• _Data for this exercise_
<<<<
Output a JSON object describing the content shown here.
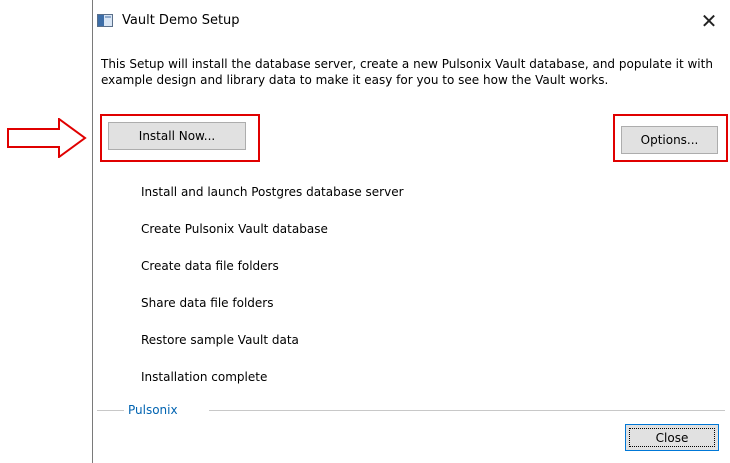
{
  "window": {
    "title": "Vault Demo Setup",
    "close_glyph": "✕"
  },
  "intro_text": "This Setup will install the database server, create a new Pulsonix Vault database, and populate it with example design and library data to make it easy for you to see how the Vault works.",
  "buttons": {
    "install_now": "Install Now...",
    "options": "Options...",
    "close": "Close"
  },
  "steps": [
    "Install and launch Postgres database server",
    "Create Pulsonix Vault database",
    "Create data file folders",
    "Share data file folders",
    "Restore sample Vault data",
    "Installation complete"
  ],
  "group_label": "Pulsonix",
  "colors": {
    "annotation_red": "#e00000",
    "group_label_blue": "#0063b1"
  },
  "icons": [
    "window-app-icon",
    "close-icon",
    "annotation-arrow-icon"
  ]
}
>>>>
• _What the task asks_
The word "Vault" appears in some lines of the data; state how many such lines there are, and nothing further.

• _Your solution_
4